If you move to Greenland, you have to watch out that kaffemiks don’t get the better of you. The sudden sugar high derived from the many cakes offered and eaten, in addition to the long winter months leading to a potential lack of drive to be active can have an adverse effect on your weight if you don’t make a conscious effort to work out. I have struggled, that’s for sure – I’ve put on kilos since arriving in Greenland.
And as some of you probably know, Asians do not mince their words when you have gotten fat or skinny. I usually wonder with a little sense of dread what my extended family will tell me when I meet them again. Like just this month, when we went for a large family reunion in Malaysia.
There is a benefit of living in Greenland though. One grandma said to me, “You are so pale – so pretty!” Well, thanks, grandma. I’ve only been covered up in winter woollies and polar jackets for most of the year. When it snows eight months of twelve, it’s pretty easy to whiten up 🙂
When I greeted my other grandma she told me, “Your face is so round, I think you’ve gotten fatter.”
Also true. Since I moved to Greenland I somehow put on six kilos. And even if I’m a size 38 which is an average body type in Europe, in South East Asia I still can’t fit some XL sizing! Luckily this time, however, weight was not an issue – because even if was fatter, I was only due to get even more plump. I’m pregnant, not fat, as I relished telling my grandma 🙂
Our long planned trip to Malaysia was supposed to be a family reunion for my immediate relatives, but it also ended up timed with a larger reunion with all of my extended relations on my father’s side as we celebrated my grandma’s 90th birthday. It also befittingly turned into our babymoon, a term I only recently learnt about.
It really was so nice to see my aunties, uncles and countless cousins again, who flew in from all over the world. J and I survived the longest trip though, taking six days to get there! Of my generation three ladies were pregnant, which shows how large our family was – and J got to meet at least 50 of them!
The big questions we received when we told people that we were expecting were, “Where will you have the baby?” and “Do you know if it will be a boy or girl?”
J and I plan to continue life as normal until it is no longer possible to do this. When we get back to Greenland we will probably have to start thinking in baby-mode though and begin collecting those essential items. We are planning on having the baby at the hospital in Nuuk, which has its upsides and downsides.
It will be a very different experience for sure, but that will be for another blog post.
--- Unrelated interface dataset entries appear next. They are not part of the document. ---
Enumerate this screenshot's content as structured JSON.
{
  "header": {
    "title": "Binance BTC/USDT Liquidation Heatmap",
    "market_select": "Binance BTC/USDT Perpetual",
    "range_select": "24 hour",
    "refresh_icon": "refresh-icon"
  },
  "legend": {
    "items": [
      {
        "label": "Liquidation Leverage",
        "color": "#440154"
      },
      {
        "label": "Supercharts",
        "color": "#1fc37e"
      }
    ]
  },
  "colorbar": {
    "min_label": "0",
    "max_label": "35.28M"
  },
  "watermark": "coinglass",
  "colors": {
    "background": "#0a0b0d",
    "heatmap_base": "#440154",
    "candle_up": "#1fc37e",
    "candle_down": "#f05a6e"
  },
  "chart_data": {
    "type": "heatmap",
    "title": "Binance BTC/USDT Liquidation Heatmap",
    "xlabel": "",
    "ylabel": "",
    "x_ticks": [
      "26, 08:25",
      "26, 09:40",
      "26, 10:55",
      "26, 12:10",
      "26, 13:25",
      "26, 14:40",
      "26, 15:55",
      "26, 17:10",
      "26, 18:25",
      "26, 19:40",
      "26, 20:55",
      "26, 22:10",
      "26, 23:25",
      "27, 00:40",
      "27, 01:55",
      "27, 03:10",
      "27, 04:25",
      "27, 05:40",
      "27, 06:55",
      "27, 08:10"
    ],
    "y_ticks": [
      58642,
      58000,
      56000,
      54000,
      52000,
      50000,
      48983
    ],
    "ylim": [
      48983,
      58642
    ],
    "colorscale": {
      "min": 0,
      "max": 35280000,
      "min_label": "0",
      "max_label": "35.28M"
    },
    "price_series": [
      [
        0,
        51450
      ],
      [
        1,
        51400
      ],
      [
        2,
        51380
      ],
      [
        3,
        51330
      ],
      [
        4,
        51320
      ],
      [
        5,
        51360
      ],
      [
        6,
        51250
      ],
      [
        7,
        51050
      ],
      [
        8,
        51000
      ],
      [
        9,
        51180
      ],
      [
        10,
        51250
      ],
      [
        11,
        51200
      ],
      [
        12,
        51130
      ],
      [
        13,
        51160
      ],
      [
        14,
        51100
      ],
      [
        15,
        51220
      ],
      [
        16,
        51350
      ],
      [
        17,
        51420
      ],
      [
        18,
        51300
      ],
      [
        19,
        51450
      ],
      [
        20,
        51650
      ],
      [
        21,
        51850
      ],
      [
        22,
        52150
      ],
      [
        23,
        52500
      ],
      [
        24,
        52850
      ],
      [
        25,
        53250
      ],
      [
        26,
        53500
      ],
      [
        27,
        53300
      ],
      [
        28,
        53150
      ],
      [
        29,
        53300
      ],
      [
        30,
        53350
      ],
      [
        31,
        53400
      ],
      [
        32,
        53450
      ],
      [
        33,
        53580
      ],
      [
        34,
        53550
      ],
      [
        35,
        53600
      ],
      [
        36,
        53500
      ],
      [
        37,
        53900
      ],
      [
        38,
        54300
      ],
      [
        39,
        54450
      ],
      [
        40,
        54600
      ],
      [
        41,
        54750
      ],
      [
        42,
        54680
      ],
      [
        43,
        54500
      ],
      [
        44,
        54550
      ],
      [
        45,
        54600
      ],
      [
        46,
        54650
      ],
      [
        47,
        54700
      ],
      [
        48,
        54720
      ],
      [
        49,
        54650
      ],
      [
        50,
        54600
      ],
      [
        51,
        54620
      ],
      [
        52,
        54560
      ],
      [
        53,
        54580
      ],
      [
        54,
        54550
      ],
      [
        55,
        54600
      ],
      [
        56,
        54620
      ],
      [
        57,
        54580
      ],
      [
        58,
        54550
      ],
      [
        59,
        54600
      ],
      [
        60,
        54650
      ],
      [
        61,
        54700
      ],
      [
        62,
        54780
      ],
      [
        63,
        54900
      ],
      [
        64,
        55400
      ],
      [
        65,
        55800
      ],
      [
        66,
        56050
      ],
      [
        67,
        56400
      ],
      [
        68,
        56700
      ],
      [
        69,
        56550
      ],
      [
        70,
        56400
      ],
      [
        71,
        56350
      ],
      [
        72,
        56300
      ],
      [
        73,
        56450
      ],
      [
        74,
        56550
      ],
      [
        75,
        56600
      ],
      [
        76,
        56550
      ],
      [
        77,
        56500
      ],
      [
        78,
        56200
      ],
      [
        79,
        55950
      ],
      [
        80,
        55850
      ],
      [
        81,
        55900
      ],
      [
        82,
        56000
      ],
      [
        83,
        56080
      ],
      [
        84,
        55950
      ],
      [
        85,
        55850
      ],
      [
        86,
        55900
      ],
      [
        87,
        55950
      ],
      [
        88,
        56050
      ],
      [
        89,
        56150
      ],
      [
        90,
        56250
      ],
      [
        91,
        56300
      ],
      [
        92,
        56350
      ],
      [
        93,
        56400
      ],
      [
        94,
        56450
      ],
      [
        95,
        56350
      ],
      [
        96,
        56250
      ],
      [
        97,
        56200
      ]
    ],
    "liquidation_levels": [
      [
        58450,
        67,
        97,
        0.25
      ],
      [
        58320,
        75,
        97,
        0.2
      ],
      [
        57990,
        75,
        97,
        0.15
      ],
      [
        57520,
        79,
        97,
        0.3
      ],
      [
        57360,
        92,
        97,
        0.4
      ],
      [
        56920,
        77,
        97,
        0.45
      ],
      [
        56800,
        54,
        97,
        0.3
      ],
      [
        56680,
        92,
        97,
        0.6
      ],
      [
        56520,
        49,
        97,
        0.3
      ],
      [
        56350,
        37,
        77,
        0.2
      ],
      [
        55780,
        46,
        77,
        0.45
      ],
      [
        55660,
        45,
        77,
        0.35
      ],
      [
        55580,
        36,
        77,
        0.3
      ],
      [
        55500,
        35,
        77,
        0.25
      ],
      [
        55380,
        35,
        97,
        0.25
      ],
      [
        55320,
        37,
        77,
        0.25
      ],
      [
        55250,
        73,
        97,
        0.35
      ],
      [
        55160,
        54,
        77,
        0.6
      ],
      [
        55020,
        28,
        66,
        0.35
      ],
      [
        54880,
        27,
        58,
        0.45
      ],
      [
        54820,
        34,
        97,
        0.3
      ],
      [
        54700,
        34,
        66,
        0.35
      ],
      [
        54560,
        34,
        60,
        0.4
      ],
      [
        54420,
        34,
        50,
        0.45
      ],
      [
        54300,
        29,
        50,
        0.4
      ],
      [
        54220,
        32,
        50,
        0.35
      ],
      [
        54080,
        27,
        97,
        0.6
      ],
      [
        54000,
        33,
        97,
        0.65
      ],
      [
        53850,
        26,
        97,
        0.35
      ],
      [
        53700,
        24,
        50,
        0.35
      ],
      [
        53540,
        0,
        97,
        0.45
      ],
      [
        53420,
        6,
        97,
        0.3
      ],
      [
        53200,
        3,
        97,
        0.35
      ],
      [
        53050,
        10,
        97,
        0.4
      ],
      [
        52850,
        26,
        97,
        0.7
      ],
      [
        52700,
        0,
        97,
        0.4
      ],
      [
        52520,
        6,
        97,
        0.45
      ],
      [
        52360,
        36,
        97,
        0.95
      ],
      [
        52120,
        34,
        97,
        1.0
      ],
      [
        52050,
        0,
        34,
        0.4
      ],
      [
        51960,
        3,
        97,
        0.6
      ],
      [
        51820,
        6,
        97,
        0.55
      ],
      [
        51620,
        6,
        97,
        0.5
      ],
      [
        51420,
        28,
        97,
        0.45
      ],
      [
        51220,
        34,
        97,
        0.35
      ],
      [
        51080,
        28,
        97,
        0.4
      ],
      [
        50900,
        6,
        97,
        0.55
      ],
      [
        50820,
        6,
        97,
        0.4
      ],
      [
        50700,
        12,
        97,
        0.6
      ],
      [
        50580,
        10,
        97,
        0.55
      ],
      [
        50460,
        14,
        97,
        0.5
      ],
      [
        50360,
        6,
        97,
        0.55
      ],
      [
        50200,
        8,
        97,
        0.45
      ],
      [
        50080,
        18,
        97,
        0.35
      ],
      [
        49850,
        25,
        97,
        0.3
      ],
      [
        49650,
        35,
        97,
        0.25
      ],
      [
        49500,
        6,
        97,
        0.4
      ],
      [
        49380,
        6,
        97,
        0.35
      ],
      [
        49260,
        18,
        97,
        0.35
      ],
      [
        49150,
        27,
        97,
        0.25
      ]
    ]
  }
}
For now, the other big question: boy or girl?
In Greenland, the hospital does not tell you officially! I asked a midwife at a social gathering why they have this system in Greenland, and apparently it is to promote equality in the country. Citizens living in the settlements do not have access to ultrasound technology, so that means everyone is unofficially not allowed to know. Plus, the technology is not so advanced here meaning that the picture is less clear, so apparently too many boys were popping out when they were supposed to be girls and vice versa 🙂
We might just find out yet since se are currently overseas, we will see!